Take Care….of You. My feelings were like a roller coaster while I was wasn’t working consistently. One day I’m hopeful and happy, the next I’m sad because I got a job rejection letter in the mail. The next I’m up exercising and trying to keep my stress level down, only to plop on my favorite red couch to swallow a whole pint of Blue Bell Cookies n’ Cream ice cream wondering when I would have medical benefits again. My energy level dropped, I gained weight, and I was a mess. I’m so very grateful to family and friends that supported me and reminded me of Romans 8:28: And we know that all things work together for the good of those who love the Lord and are called according to His purpose. God always works things out for our good. I just had to do my part and make sure I was pursuing HIS purpose as well. I also had to readjust my social circle. Let’s face it, it’s hard to hang with friends like you used to when you’re broke. Even harder to balance healing from the loss of a job when most of your friends still work there. I worked hard at staying connected to church and sorority activity and even contacted a life coach to process my own disappointments. When I was down, my friends who also believe in God’s plan for my life kept me grounded. I believe in prayer, I believe in utilizing counseling and maintaining a healthy body to stay sane. So, whatever it takes and whatever works for you, do it and take control of what you can do especially in difficult times. It’s one of the biggest keys to recovery and getting focused on what’s next, not what’s left.

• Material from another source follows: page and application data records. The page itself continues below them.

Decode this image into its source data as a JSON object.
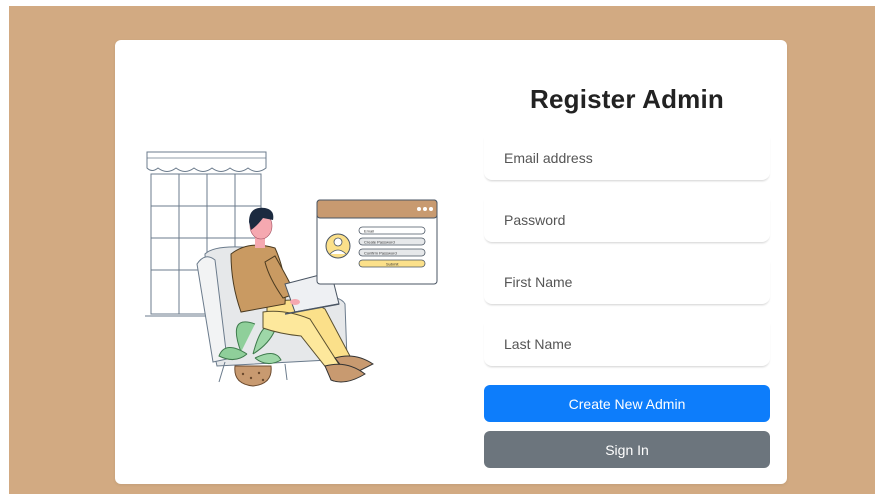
{
  "page": {
    "background": "#d2aa82"
  },
  "form": {
    "title": "Register Admin",
    "fields": [
      {
        "name": "email",
        "placeholder": "Email address",
        "value": ""
      },
      {
        "name": "password",
        "placeholder": "Password",
        "value": ""
      },
      {
        "name": "first_name",
        "placeholder": "First Name",
        "value": ""
      },
      {
        "name": "last_name",
        "placeholder": "Last Name",
        "value": ""
      }
    ],
    "primary_button": {
      "label": "Create New Admin",
      "color": "#0d7dfb"
    },
    "secondary_button": {
      "label": "Sign In",
      "color": "#6c757d"
    }
  },
  "illustration": {
    "login_window_labels": [
      "Email",
      "Create Password",
      "Confirm Password",
      "Submit"
    ],
    "icon": "person-at-laptop-illustration"
  }
}
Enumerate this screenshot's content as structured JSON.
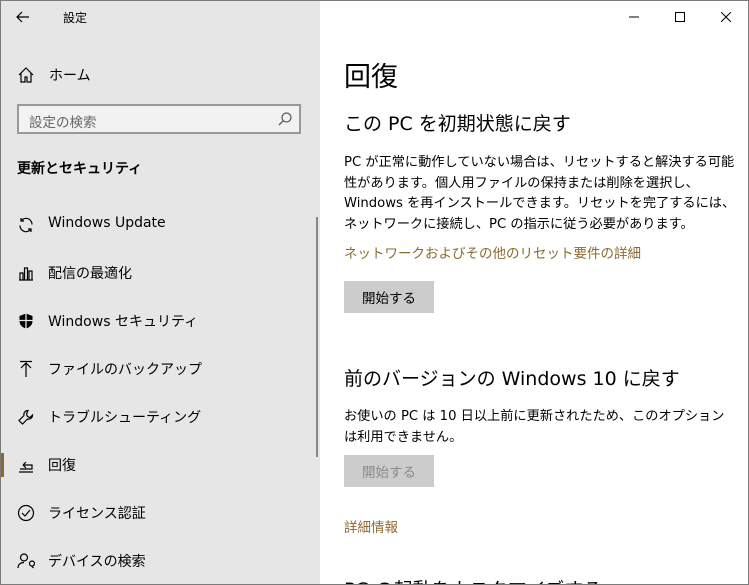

There were many more lessons learned and in this economy, I know I’m not the only one who has experienced shaky employment trials. But I firmly believe that things that can break us have the potential to build us into a stronger and better version of who we were before IF, we allow it.